Whoa. Have you guys EVER seen/heard/owned a Tefi­fon? Nope?! I didn't think so! The Tefifon was a German-engineered and -manufactured tape deck that used cartridges "loaded with an end­lessly looped reel of plas­tic tape (much like the later 4-track and 8-track mag­netic audio tape car­tridges) with grooves em­bossed on" the tape surface. So, tho' it was a tape, instead of sound stored magnetically, it had grooves like what we see on records.

The grooves were em­bossed in a he­li­cal fash­ion across the width of the tape, much sim­i­lar to Dic­ta­phone's Dictabelt for­mat, and were read with a sty­lus and am­pli­fied pickup in the player's trans­port. A Tefi­fon car­tridge could hold up to four hours of music, there­fore, most re­leased for the for­mat were usu­ally com­pi­la­tions of pop­u­lar hits or dance music, operas and op­erettas.

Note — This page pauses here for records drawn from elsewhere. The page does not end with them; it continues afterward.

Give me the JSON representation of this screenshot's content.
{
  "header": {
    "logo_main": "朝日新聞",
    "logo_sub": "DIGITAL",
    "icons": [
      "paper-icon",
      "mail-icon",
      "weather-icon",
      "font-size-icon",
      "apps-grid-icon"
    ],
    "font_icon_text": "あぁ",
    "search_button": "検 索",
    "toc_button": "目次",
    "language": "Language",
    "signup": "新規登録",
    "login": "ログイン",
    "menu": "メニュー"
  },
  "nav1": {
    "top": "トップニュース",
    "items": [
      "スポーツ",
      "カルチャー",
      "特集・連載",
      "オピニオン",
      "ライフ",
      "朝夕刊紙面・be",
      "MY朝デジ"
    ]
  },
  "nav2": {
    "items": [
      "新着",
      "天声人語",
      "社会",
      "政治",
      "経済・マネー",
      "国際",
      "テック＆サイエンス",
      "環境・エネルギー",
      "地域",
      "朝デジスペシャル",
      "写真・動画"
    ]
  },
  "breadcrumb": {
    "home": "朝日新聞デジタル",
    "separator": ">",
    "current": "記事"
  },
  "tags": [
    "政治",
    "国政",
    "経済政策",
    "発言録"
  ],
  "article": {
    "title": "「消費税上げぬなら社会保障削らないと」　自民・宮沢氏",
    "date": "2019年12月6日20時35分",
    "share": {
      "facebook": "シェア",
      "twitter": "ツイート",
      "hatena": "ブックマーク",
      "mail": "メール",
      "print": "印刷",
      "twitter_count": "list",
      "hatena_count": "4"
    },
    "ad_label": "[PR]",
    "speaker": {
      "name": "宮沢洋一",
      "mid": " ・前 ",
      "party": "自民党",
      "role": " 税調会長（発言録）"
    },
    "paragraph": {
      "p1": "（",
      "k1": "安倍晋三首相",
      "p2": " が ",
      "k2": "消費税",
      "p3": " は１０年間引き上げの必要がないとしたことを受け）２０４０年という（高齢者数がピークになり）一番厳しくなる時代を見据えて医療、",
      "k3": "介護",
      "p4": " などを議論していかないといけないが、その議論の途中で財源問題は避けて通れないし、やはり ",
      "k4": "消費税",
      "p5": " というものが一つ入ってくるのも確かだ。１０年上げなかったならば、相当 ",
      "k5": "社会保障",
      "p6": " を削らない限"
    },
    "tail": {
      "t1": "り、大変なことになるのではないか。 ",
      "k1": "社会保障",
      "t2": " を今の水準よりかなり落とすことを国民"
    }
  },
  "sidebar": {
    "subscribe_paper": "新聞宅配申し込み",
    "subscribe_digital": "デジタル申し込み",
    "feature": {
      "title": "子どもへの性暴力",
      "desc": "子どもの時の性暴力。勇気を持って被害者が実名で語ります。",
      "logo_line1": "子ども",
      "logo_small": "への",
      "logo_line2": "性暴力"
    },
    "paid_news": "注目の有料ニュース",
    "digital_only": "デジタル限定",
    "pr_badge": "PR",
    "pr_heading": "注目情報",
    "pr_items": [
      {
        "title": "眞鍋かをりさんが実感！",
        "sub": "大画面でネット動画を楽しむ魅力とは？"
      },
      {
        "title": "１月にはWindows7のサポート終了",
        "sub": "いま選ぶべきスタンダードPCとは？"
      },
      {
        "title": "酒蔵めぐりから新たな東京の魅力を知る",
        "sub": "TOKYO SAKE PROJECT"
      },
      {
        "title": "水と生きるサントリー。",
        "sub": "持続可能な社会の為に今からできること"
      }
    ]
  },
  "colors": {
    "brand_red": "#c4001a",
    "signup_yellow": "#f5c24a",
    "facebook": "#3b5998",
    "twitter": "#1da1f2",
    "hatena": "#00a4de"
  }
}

Gosh, it's a cool-looking machine, sounds good, could run for hours, and the tapes are even smart looking. So, why'd it fail? The machine was on the market from the late '40s through the mid '60s, but was shuttered after struggling, and failing, to compete with the Long Play album and tape formats. Also, there was a problem of major label disinterest—since most Tefifon releases were by little-known artists, there was little demand. Sidebar for audio trainspotters: The Tefifton was almost exclusively sold in Germany, but was marketed in the States in the mid '60s "under the 'Westrex' name."